Crucial Pushes Out Record-Breaking DDR4-5100 RAM

Crucial Ballistix Max DDR4-5100

Crucial Ballistix Max DDR4-5100 (Image credit: Crucial)

Crucial today shared details on its Ballistix Max DDR4-5100 RAM geared toward gaming. While the vendor is just putting out its annoncement today, this memory kit already holds the current world record for fastest memory at DDR4-6666 (6666.6 MHz) on HWBot.
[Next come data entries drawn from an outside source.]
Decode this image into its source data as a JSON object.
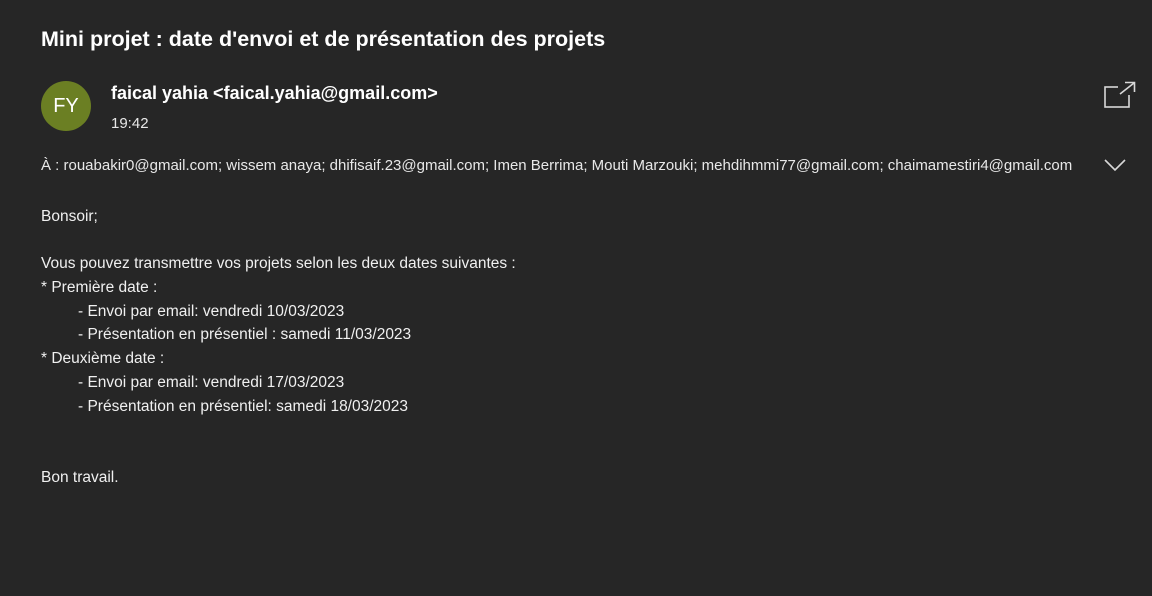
{
  "email": {
    "subject": "Mini projet : date d'envoi et de présentation des projets",
    "avatar_initials": "FY",
    "avatar_color": "#6b7f23",
    "sender": "faical yahia <faical.yahia@gmail.com>",
    "time": "19:42",
    "recipients": "À : rouabakir0@gmail.com; wissem anaya; dhifisaif.23@gmail.com; Imen Berrima; Mouti Marzouki; mehdihmmi77@gmail.com; chaimamestiri4@gmail.com",
    "popout_icon": "popout-icon",
    "expand_icon": "chevron-down-icon",
    "body": {
      "greeting": "Bonsoir;",
      "intro": "Vous pouvez transmettre vos projets selon les deux dates suivantes :",
      "first_date": "* Première date :",
      "first_send": "- Envoi par email: vendredi 10/03/2023",
      "first_presentation": "- Présentation en présentiel : samedi 11/03/2023",
      "second_date": "* Deuxième date :",
      "second_send": "- Envoi par email: vendredi 17/03/2023",
      "second_presentation": "- Présentation en présentiel: samedi 18/03/2023",
      "closing": "Bon travail."
    }
  }
}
The Ballistix Max DDR4-5100 (BLM2K8G51C19U4B) memory kit competes with the best RAM in the market and comes in a dual-channel package with a density of 16GB. The two 8GB memory modules run at 5,100 MHz with CAS latency timings configured to CL19-26-26-48. Like any other high-speed memory kit, the Ballistix Max DDR4-5100 requires a DRAM voltage of 1.5V to operate at the advertised frequency.

Crucial doesn't openly advertise what kind of integrated circuits it used in the memory kit's fabrication. Given the high frequency, however, we suspect that the memory modules are using Micron's E-die chips.

The Ballistix Max DDR4-5100 will have limited availability at launch, so it's a first-come-first-serve basis. You will be able pick up the memory kit directly through Crucial or from a selected number of retailers, such as Amazon

Crucial sells the Ballistix Max DDR4-5100 for $899.99 on its online store. It's not a bad price actually, considering 'slower' DDR4-5000 memory kits are selling for close to $1,000.

Zhiye Liu
News Editor and Memory Reviewer

Zhiye Liu is a news editor and memory reviewer at Tom’s Hardware. Although he loves everything that’s hardware, he has a soft spot for CPUs, GPUs, and RAM.

  • mdd1963
    I've not seen prices like that since the great RAMMBUS/Rdimm fiasco of 1999!

    $850 for a 16 GB kit? (Granted, Rambus wanted $800+ for a 16 MB kit back then, if I recall correctly)

    LOL! (Good luck with that!)
  • alopa432
    This product is a brand and does not expect consumers to purchase. Similar to RTX 3090, it just proves the ability for Micron/Crucial to manufacture such product. Some rich crazy fans could not reject such power (Imagine the $1999 Intel i9 9980XE 2 years ago).